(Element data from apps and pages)
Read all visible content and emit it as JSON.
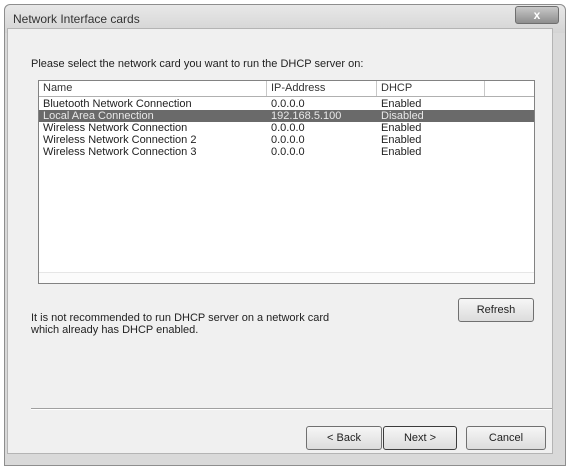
{
  "window": {
    "title": "Network Interface cards",
    "close_symbol": "x"
  },
  "prompt": "Please select the network card you want to run the DHCP server on:",
  "table": {
    "columns": [
      "Name",
      "IP-Address",
      "DHCP"
    ],
    "rows": [
      {
        "name": "Bluetooth Network Connection",
        "ip": "0.0.0.0",
        "dhcp": "Enabled",
        "selected": false
      },
      {
        "name": "Local Area Connection",
        "ip": "192.168.5.100",
        "dhcp": "Disabled",
        "selected": true
      },
      {
        "name": "Wireless Network Connection",
        "ip": "0.0.0.0",
        "dhcp": "Enabled",
        "selected": false
      },
      {
        "name": "Wireless Network Connection 2",
        "ip": "0.0.0.0",
        "dhcp": "Enabled",
        "selected": false
      },
      {
        "name": "Wireless Network Connection 3",
        "ip": "0.0.0.0",
        "dhcp": "Enabled",
        "selected": false
      }
    ]
  },
  "warning": {
    "line1": "It is not recommended to run DHCP server on a network card",
    "line2": "which already has DHCP enabled."
  },
  "buttons": {
    "refresh": "Refresh",
    "back": "< Back",
    "next": "Next >",
    "cancel": "Cancel"
  },
  "icons": {
    "close": "close-icon"
  },
  "colors": {
    "selection": "#6a6a6a",
    "dialog_bg": "#f0f0f0"
  }
}
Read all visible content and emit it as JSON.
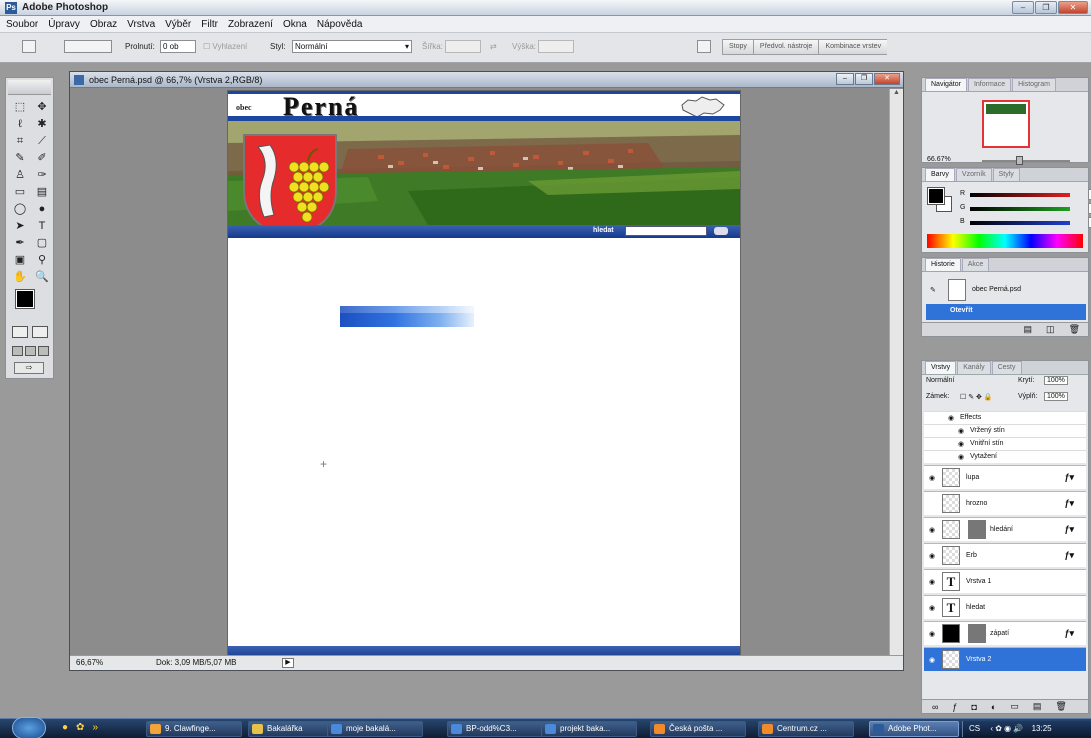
{
  "app": {
    "title": "Adobe Photoshop"
  },
  "menu": [
    "Soubor",
    "Úpravy",
    "Obraz",
    "Vrstva",
    "Výběr",
    "Filtr",
    "Zobrazení",
    "Okna",
    "Nápověda"
  ],
  "options": {
    "prolnuti_label": "Prolnutí:",
    "prolnuti_value": "0 ob",
    "vyhlazeni_label": "Vyhlazení",
    "styl_label": "Styl:",
    "styl_value": "Normální",
    "sirka_label": "Šířka:",
    "vyska_label": "Výška:",
    "wells": [
      "Stopy",
      "Předvol. nástroje",
      "Kombinace vrstev"
    ]
  },
  "document": {
    "title": "obec Perná.psd @ 66,7% (Vrstva 2,RGB/8)",
    "zoom": "66,67%",
    "doc_size": "Dok: 3,09 MB/5,07 MB"
  },
  "site": {
    "obec": "obec",
    "name": "Perná",
    "search_label": "hledat"
  },
  "navigator": {
    "tabs": [
      "Navigátor",
      "Informace",
      "Histogram"
    ],
    "zoom": "66.67%"
  },
  "color_panel": {
    "tabs": [
      "Barvy",
      "Vzorník",
      "Styly"
    ],
    "sliders": [
      {
        "label": "R",
        "value": "0",
        "color": "#e02020"
      },
      {
        "label": "G",
        "value": "0",
        "color": "#20a020"
      },
      {
        "label": "B",
        "value": "0",
        "color": "#2040d0"
      }
    ]
  },
  "history": {
    "tabs": [
      "Historie",
      "Akce"
    ],
    "snapshot": "obec Perná.psd",
    "items": [
      "Otevřít"
    ]
  },
  "layers": {
    "tabs": [
      "Vrstvy",
      "Kanály",
      "Cesty"
    ],
    "blend_mode": "Normální",
    "opacity_label": "Krytí:",
    "opacity": "100%",
    "lock_label": "Zámek:",
    "fill_label": "Výplň:",
    "fill": "100%",
    "effects_label": "Effects",
    "effects": [
      "Vržený stín",
      "Vnitřní stín",
      "Vytažení"
    ],
    "rows": [
      {
        "name": "lupa",
        "thumb": "checker",
        "mask": false,
        "fx": true,
        "eye": true,
        "selected": false
      },
      {
        "name": "hrozno",
        "thumb": "checker",
        "mask": false,
        "fx": true,
        "eye": false,
        "selected": false
      },
      {
        "name": "hledání",
        "thumb": "checker",
        "mask": true,
        "fx": true,
        "eye": true,
        "selected": false
      },
      {
        "name": "Erb",
        "thumb": "checker",
        "mask": false,
        "fx": true,
        "eye": true,
        "selected": false
      },
      {
        "name": "Vrstva 1",
        "thumb": "text",
        "mask": false,
        "fx": false,
        "eye": true,
        "selected": false
      },
      {
        "name": "hledat",
        "thumb": "text",
        "mask": false,
        "fx": false,
        "eye": true,
        "selected": false
      },
      {
        "name": "zápatí",
        "thumb": "black",
        "mask": true,
        "fx": true,
        "eye": true,
        "selected": false
      },
      {
        "name": "Vrstva 2",
        "thumb": "checker",
        "mask": false,
        "fx": false,
        "eye": true,
        "selected": true
      }
    ]
  },
  "taskbar": {
    "items": [
      {
        "label": "9. Clawfinge...",
        "color": "#f2a33a"
      },
      {
        "label": "Bakalářka",
        "color": "#e8c14a"
      },
      {
        "label": "moje bakalá...",
        "color": "#4a8ad8"
      },
      {
        "label": "BP-odd%C3...",
        "color": "#4a8ad8"
      },
      {
        "label": "projekt baka...",
        "color": "#4a8ad8"
      },
      {
        "label": "Česká pošta ...",
        "color": "#f08a2a"
      },
      {
        "label": "Centrum.cz ...",
        "color": "#f08a2a"
      },
      {
        "label": "Adobe Phot...",
        "color": "#2d5b9a"
      }
    ],
    "tray_lang": "CS",
    "clock": "13:25"
  },
  "colors": {
    "brand_blue": "#1c46a0",
    "selection": "#2f73d9"
  },
  "icons": [
    "photoshop-icon",
    "marquee-icon",
    "move-icon",
    "lasso-icon",
    "wand-icon",
    "crop-icon",
    "slice-icon",
    "brush-icon",
    "pencil-icon",
    "stamp-icon",
    "eraser-icon",
    "bucket-icon",
    "dodge-icon",
    "path-select-icon",
    "type-icon",
    "pen-icon",
    "shape-icon",
    "notes-icon",
    "eyedropper-icon",
    "hand-icon",
    "zoom-icon",
    "eye-icon",
    "fx-icon",
    "start-orb-icon"
  ]
}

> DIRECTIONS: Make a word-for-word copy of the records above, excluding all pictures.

> OUTPUT FOR THIS TASK:
Read all visible content and emit it as JSON.
{
  "window": {
    "title": "Network Interface cards",
    "close_symbol": "x"
  },
  "prompt": "Please select the network card you want to run the DHCP server on:",
  "table": {
    "columns": [
      "Name",
      "IP-Address",
      "DHCP"
    ],
    "rows": [
      {
        "name": "Bluetooth Network Connection",
        "ip": "0.0.0.0",
        "dhcp": "Enabled",
        "selected": false
      },
      {
        "name": "Local Area Connection",
        "ip": "192.168.5.100",
        "dhcp": "Disabled",
        "selected": true
      },
      {
        "name": "Wireless Network Connection",
        "ip": "0.0.0.0",
        "dhcp": "Enabled",
        "selected": false
      },
      {
        "name": "Wireless Network Connection 2",
        "ip": "0.0.0.0",
        "dhcp": "Enabled",
        "selected": false
      },
      {
        "name": "Wireless Network Connection 3",
        "ip": "0.0.0.0",
        "dhcp": "Enabled",
        "selected": false
      }
    ]
  },
  "warning": {
    "line1": "It is not recommended to run DHCP server on a network card",
    "line2": "which already has DHCP enabled."
  },
  "buttons": {
    "refresh": "Refresh",
    "back": "< Back",
    "next": "Next >",
    "cancel": "Cancel"
  },
  "icons": {
    "close": "close-icon"
  },
  "colors": {
    "selection": "#6a6a6a",
    "dialog_bg": "#f0f0f0"
  }
}
Read all visible content and emit it as JSON.
{
  "app": {
    "title": "Adobe Photoshop"
  },
  "menu": [
    "Soubor",
    "Úpravy",
    "Obraz",
    "Vrstva",
    "Výběr",
    "Filtr",
    "Zobrazení",
    "Okna",
    "Nápověda"
  ],
  "options": {
    "prolnuti_label": "Prolnutí:",
    "prolnuti_value": "0 ob",
    "vyhlazeni_label": "Vyhlazení",
    "styl_label": "Styl:",
    "styl_value": "Normální",
    "sirka_label": "Šířka:",
    "vyska_label": "Výška:",
    "wells": [
      "Stopy",
      "Předvol. nástroje",
      "Kombinace vrstev"
    ]
  },
  "document": {
    "title": "obec Perná.psd @ 66,7% (Vrstva 2,RGB/8)",
    "zoom": "66,67%",
    "doc_size": "Dok: 3,09 MB/5,07 MB"
  },
  "site": {
    "obec": "obec",
    "name": "Perná",
    "search_label": "hledat"
  },
  "navigator": {
    "tabs": [
      "Navigátor",
      "Informace",
      "Histogram"
    ],
    "zoom": "66.67%"
  },
  "color_panel": {
    "tabs": [
      "Barvy",
      "Vzorník",
      "Styly"
    ],
    "sliders": [
      {
        "label": "R",
        "value": "0",
        "color": "#e02020"
      },
      {
        "label": "G",
        "value": "0",
        "color": "#20a020"
      },
      {
        "label": "B",
        "value": "0",
        "color": "#2040d0"
      }
    ]
  },
  "history": {
    "tabs": [
      "Historie",
      "Akce"
    ],
    "snapshot": "obec Perná.psd",
    "items": [
      "Otevřít"
    ]
  },
  "layers": {
    "tabs": [
      "Vrstvy",
      "Kanály",
      "Cesty"
    ],
    "blend_mode": "Normální",
    "opacity_label": "Krytí:",
    "opacity": "100%",
    "lock_label": "Zámek:",
    "fill_label": "Výplň:",
    "fill": "100%",
    "effects_label": "Effects",
    "effects": [
      "Vržený stín",
      "Vnitřní stín",
      "Vytažení"
    ],
    "rows": [
      {
        "name": "lupa",
        "thumb": "checker",
        "mask": false,
        "fx": true,
        "eye": true,
        "selected": false
      },
      {
        "name": "hrozno",
        "thumb": "checker",
        "mask": false,
        "fx": true,
        "eye": false,
        "selected": false
      },
      {
        "name": "hledání",
        "thumb": "checker",
        "mask": true,
        "fx": true,
        "eye": true,
        "selected": false
      },
      {
        "name": "Erb",
        "thumb": "checker",
        "mask": false,
        "fx": true,
        "eye": true,
        "selected": false
      },
      {
        "name": "Vrstva 1",
        "thumb": "text",
        "mask": false,
        "fx": false,
        "eye": true,
        "selected": false
      },
      {
        "name": "hledat",
        "thumb": "text",
        "mask": false,
        "fx": false,
        "eye": true,
        "selected": false
      },
      {
        "name": "zápatí",
        "thumb": "black",
        "mask": true,
        "fx": true,
        "eye": true,
        "selected": false
      },
      {
        "name": "Vrstva 2",
        "thumb": "checker",
        "mask": false,
        "fx": false,
        "eye": true,
        "selected": true
      }
    ]
  },
  "taskbar": {
    "items": [
      {
        "label": "9. Clawfinge...",
        "color": "#f2a33a"
      },
      {
        "label": "Bakalářka",
        "color": "#e8c14a"
      },
      {
        "label": "moje bakalá...",
        "color": "#4a8ad8"
      },
      {
        "label": "BP-odd%C3...",
        "color": "#4a8ad8"
      },
      {
        "label": "projekt baka...",
        "color": "#4a8ad8"
      },
      {
        "label": "Česká pošta ...",
        "color": "#f08a2a"
      },
      {
        "label": "Centrum.cz ...",
        "color": "#f08a2a"
      },
      {
        "label": "Adobe Phot...",
        "color": "#2d5b9a"
      }
    ],
    "tray_lang": "CS",
    "clock": "13:25"
  },
  "colors": {
    "brand_blue": "#1c46a0",
    "selection": "#2f73d9"
  },
  "icons": [
    "photoshop-icon",
    "marquee-icon",
    "move-icon",
    "lasso-icon",
    "wand-icon",
    "crop-icon",
    "slice-icon",
    "brush-icon",
    "pencil-icon",
    "stamp-icon",
    "eraser-icon",
    "bucket-icon",
    "dodge-icon",
    "path-select-icon",
    "type-icon",
    "pen-icon",
    "shape-icon",
    "notes-icon",
    "eyedropper-icon",
    "hand-icon",
    "zoom-icon",
    "eye-icon",
    "fx-icon",
    "start-orb-icon"
  ]
}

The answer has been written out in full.